=== Exercise description ===
Lines from the one containing "Transcribe this image's" through the final line of the records are the only ones to copy, and each must match exactly.

=== Study material ===
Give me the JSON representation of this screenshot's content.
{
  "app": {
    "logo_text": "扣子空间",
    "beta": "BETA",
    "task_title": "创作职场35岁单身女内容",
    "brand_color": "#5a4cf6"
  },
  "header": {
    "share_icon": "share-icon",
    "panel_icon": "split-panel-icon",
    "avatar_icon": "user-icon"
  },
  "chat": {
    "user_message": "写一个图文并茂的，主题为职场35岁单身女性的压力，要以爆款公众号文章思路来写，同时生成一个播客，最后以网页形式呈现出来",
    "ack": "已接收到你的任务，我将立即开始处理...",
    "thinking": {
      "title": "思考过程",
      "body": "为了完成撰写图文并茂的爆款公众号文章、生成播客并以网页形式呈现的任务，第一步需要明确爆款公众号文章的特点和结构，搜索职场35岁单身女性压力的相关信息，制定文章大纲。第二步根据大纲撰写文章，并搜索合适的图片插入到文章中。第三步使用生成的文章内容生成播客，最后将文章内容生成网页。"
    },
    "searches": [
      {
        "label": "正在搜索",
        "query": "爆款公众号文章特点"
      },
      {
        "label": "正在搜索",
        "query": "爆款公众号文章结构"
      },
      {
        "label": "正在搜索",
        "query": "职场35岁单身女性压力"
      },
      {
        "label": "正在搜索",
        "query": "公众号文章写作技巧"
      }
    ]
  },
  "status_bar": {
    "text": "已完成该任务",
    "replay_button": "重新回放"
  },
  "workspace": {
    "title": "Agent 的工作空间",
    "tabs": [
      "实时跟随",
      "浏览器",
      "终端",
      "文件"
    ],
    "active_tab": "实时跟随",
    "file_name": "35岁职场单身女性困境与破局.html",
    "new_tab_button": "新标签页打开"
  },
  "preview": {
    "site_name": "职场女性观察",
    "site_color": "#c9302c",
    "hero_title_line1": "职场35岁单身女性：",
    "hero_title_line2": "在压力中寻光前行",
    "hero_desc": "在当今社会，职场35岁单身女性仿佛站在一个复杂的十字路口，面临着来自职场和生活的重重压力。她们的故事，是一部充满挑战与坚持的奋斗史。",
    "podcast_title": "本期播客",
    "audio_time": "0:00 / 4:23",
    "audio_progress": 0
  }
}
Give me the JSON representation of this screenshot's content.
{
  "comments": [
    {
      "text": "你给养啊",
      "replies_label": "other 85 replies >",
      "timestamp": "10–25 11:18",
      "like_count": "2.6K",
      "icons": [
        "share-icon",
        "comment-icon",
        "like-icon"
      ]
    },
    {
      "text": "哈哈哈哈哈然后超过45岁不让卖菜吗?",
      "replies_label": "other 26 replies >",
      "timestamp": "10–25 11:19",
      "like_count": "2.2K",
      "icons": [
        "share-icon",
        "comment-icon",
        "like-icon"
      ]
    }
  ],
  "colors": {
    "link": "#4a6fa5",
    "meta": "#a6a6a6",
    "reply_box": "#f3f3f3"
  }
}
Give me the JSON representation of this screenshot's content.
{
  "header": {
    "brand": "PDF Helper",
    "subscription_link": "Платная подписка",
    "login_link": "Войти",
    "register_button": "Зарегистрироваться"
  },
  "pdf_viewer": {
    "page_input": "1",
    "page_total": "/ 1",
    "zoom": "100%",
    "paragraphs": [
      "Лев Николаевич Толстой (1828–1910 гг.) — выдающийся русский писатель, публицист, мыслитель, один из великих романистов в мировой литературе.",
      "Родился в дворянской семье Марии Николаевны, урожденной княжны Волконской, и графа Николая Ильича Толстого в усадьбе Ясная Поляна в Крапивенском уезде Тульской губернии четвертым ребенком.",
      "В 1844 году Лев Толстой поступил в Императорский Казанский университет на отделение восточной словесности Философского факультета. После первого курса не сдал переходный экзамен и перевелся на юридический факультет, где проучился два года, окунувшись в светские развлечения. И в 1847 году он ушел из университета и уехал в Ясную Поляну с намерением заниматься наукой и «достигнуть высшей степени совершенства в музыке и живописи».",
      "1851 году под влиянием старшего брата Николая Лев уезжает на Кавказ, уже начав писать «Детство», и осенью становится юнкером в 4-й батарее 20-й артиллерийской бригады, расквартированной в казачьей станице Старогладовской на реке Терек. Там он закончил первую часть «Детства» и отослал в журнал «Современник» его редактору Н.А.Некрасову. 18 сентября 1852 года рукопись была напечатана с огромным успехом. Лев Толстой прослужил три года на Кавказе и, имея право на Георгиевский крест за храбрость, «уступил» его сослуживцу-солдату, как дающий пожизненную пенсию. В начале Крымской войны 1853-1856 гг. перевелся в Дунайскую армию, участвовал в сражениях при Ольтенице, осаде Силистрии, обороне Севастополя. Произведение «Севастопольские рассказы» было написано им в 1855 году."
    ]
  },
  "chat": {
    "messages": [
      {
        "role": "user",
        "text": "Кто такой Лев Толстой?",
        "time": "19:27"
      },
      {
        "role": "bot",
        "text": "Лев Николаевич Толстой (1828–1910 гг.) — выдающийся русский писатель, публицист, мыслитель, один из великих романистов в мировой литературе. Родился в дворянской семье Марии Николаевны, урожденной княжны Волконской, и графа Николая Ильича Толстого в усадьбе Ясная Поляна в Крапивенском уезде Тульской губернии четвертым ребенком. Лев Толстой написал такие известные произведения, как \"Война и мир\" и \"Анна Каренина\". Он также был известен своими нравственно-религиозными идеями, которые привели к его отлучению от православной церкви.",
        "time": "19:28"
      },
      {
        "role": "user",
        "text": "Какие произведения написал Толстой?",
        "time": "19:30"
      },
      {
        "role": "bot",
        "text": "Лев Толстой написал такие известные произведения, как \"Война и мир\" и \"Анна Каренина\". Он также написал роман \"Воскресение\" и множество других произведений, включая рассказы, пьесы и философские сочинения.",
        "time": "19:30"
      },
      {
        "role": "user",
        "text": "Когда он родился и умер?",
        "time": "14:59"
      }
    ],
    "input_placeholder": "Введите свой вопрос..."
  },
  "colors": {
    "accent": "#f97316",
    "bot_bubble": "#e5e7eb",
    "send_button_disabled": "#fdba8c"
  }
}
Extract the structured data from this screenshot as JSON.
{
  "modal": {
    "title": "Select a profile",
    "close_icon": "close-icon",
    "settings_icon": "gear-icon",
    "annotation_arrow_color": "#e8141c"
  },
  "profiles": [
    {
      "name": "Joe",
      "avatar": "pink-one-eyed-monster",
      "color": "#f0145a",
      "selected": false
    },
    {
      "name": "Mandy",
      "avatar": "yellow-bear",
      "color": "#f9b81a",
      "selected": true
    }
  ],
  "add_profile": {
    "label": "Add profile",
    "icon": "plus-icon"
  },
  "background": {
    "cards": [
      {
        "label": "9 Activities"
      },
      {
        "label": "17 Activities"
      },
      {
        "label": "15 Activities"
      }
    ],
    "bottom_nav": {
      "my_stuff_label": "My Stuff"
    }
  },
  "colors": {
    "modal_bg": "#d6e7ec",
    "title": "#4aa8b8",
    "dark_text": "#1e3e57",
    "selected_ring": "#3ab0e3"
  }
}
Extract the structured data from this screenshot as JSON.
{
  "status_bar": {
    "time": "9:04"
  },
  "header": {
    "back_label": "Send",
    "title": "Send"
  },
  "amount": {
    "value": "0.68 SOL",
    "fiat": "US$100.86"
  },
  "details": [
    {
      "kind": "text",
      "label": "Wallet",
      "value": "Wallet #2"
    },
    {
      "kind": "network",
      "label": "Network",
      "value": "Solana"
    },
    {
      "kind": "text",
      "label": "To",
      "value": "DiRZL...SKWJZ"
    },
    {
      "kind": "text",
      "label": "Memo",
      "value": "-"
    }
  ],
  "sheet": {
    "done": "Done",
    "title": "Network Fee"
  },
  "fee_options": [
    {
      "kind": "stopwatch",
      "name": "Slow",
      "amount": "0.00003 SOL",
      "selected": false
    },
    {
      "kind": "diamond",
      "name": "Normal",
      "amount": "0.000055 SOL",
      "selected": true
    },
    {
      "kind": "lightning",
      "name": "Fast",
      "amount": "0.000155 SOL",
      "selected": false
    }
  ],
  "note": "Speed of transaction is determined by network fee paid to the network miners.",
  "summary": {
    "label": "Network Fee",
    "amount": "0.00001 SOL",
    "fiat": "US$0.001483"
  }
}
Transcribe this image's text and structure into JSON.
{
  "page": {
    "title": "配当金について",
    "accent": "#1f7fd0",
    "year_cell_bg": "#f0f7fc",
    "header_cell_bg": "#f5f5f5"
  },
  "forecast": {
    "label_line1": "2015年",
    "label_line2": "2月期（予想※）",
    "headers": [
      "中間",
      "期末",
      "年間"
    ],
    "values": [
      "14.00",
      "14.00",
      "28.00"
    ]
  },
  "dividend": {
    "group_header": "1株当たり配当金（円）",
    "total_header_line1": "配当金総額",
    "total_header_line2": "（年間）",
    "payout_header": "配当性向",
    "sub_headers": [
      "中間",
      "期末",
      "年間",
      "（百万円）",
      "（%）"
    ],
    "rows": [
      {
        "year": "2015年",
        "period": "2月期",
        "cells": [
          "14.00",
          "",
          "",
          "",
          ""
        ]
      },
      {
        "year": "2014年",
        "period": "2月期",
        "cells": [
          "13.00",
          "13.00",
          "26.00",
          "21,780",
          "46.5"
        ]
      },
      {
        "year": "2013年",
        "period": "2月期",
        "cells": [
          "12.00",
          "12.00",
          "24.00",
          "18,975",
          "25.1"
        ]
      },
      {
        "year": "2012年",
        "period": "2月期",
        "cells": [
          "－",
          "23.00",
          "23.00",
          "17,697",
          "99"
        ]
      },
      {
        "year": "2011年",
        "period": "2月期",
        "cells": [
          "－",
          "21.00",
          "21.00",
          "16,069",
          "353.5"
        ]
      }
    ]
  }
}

=== Result for this task ===
Transcribe this image's text and structure into JSON.
{
  "page": {
    "title": "配当金について",
    "accent": "#1f7fd0",
    "year_cell_bg": "#f0f7fc",
    "header_cell_bg": "#f5f5f5"
  },
  "forecast": {
    "label_line1": "2015年",
    "label_line2": "2月期（予想※）",
    "headers": [
      "中間",
      "期末",
      "年間"
    ],
    "values": [
      "14.00",
      "14.00",
      "28.00"
    ]
  },
  "dividend": {
    "group_header": "1株当たり配当金（円）",
    "total_header_line1": "配当金総額",
    "total_header_line2": "（年間）",
    "payout_header": "配当性向",
    "sub_headers": [
      "中間",
      "期末",
      "年間",
      "（百万円）",
      "（%）"
    ],
    "rows": [
      {
        "year": "2015年",
        "period": "2月期",
        "cells": [
          "14.00",
          "",
          "",
          "",
          ""
        ]
      },
      {
        "year": "2014年",
        "period": "2月期",
        "cells": [
          "13.00",
          "13.00",
          "26.00",
          "21,780",
          "46.5"
        ]
      },
      {
        "year": "2013年",
        "period": "2月期",
        "cells": [
          "12.00",
          "12.00",
          "24.00",
          "18,975",
          "25.1"
        ]
      },
      {
        "year": "2012年",
        "period": "2月期",
        "cells": [
          "－",
          "23.00",
          "23.00",
          "17,697",
          "99"
        ]
      },
      {
        "year": "2011年",
        "period": "2月期",
        "cells": [
          "－",
          "21.00",
          "21.00",
          "16,069",
          "353.5"
        ]
      }
    ]
  }
}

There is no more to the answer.